TASK:
Select, from the data, each line where "emoji" occurs.

BEGIN SUPPLIED DATA

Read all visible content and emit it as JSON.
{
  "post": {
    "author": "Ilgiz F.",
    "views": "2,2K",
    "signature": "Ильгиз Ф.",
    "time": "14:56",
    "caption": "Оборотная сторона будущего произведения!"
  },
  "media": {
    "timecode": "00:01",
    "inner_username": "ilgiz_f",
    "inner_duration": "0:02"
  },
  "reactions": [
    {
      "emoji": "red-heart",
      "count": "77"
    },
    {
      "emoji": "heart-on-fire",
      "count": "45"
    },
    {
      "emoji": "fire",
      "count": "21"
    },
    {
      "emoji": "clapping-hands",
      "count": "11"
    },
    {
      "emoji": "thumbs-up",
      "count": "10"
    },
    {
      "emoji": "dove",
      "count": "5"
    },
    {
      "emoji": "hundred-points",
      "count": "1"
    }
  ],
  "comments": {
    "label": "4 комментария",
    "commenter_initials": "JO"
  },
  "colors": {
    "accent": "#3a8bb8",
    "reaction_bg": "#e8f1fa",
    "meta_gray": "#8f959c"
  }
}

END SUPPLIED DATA

EXERCISE SOLUTION:
      "emoji": "red-heart",
      "emoji": "heart-on-fire",
      "emoji": "fire",
      "emoji": "clapping-hands",
      "emoji": "thumbs-up",
      "emoji": "dove",
      "emoji": "hundred-points",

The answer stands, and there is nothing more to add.